In the case of probate, the testator may also appoint an executor, who will be responsible for carrying out the provisions of the will. The executor can be a trusted person, such as a relative or close friend, or an attorney.
Step 7: File the will or initiate intestate probate
Once the will drafting and probate process has been completed, the will must be filed with the National Registry. The National Registry is the entity in charge of maintaining property and other public records in Costa Rica.
In the case of intestate succession, a legal process must be initiated to determine who the heirs will be and how the assets will be distributed. This process takes place in a court of law and can be long and complicated.
Step 8: Pay taxes
In Costa Rica, inheritances and wills are subject to taxes. Taxes may vary depending on the value of the assets and the relationship between the deceased and the heirs. It is important to consult with an attorney or accountant to determine the amount of taxes due and how they should be paid.
Step 9: Distribute the assets
Once the taxes have been paid and all legal formalities have been completed, the assets can be distributed among the heirs. It is important to ensure that the provisions of the will or the rules of law in the case of intestate succession are followed.
Step 10: Register the assets
Finally, the assets must be registered in the name of the new owners. This may include transferring title deeds, updating bank accounts and other paperwork necessary to ensure that the heirs have legal ownership of the assets.

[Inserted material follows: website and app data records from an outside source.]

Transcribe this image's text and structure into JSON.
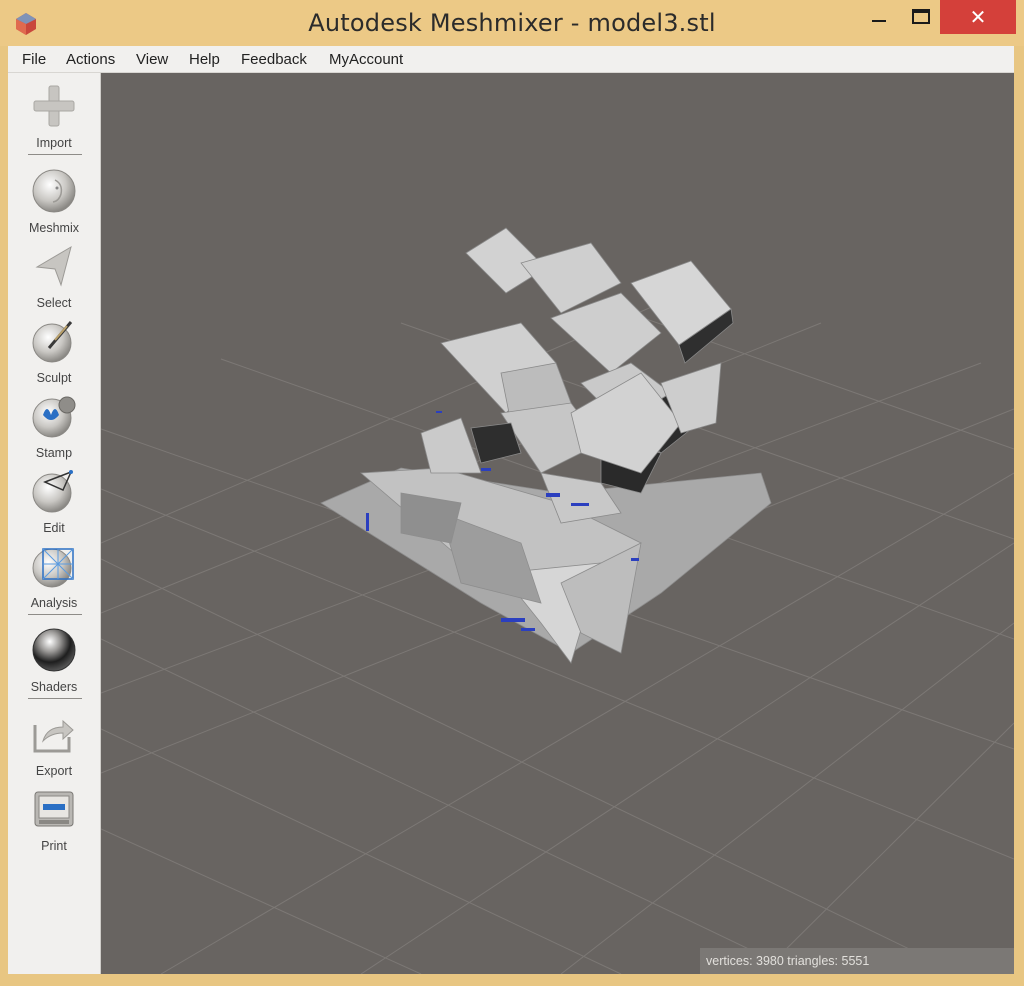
{
  "window": {
    "title": "Autodesk Meshmixer - model3.stl",
    "close_glyph": "✕"
  },
  "menu": {
    "items": [
      "File",
      "Actions",
      "View",
      "Help",
      "Feedback",
      "MyAccount"
    ]
  },
  "sidebar": {
    "tools": [
      {
        "label": "Import",
        "icon": "plus-icon"
      },
      {
        "label": "Meshmix",
        "icon": "face-sphere-icon"
      },
      {
        "label": "Select",
        "icon": "arrow-cursor-icon"
      },
      {
        "label": "Sculpt",
        "icon": "brush-sphere-icon"
      },
      {
        "label": "Stamp",
        "icon": "stamp-sphere-icon"
      },
      {
        "label": "Edit",
        "icon": "edit-sphere-icon"
      },
      {
        "label": "Analysis",
        "icon": "analysis-sphere-icon"
      },
      {
        "label": "Shaders",
        "icon": "shader-sphere-icon"
      },
      {
        "label": "Export",
        "icon": "export-icon"
      },
      {
        "label": "Print",
        "icon": "printer-icon"
      }
    ]
  },
  "status": {
    "text": "vertices: 3980 triangles: 5551"
  },
  "colors": {
    "titlebar": "#ecc986",
    "close": "#d4403a",
    "viewport": "#686461",
    "panel": "#f1f0ee"
  }
}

In summary, probate and wills are important tools for planning how assets will be distributed after death. In Costa Rica, the process to carry out a probate or will can be complicated and may require the help of an attorney or accountant. However, with proper planning and an understanding of the law, it is possible to ensure that assets are distributed according to the wishes of the deceased and in a fair and equitable manner among the heirs.
In addition to the steps mentioned above, it is important to highlight some additional considerations that may be useful when carrying out a probate or will in Costa Rica.
First, it is important to make sure that all assets are included in the will or intestate succession process. This includes not only tangible assets such as property, but also other assets such as investments, bank accounts and other assets that can be easily overlooked. If any assets are omitted from the will or probate process, there can be legal problems and disagreements among the heirs.
Another important consideration is the choice of executor or executors if several have been appointed. It is important that the executors be trustworthy and responsible persons, and that they be willing to comply with the provisions of the will or the law in the case of intestate succession. It is important to discuss with potential executors their role and responsibilities, to ensure that they are willing and able to carry out their role.
It is also important to consider making updates to the will from time to time, especially in the event of significant changes in the testator’s life. For example, if the testator acquires new assets or if there are changes in the family structure, it may be necessary to update the will to reflect these changes. It is also important to keep an updated copy of the will in a safe and accessible place.
In terms of costs, it is important to keep in mind that the probate and will process can have significant costs, including attorney and accountant fees, as well as taxes and other associated expenses. It is important to discuss these costs with a professional and plan ahead to avoid unpleasant surprises.
In conclusion, probate and wills are important tools for planning how assets will be distributed after death. In Costa Rica, the process can be complicated and may require the help of a lawyer or accountant, but with proper planning and an understanding of the law, it is possible to ensure that assets are distributed according to the wishes of the deceased and in a fair and equitable manner among the heirs. By considering these additional considerations, it is possible to make the process smoother and ensure that the wishes of the testator or the law in the case of intestate succession are followed.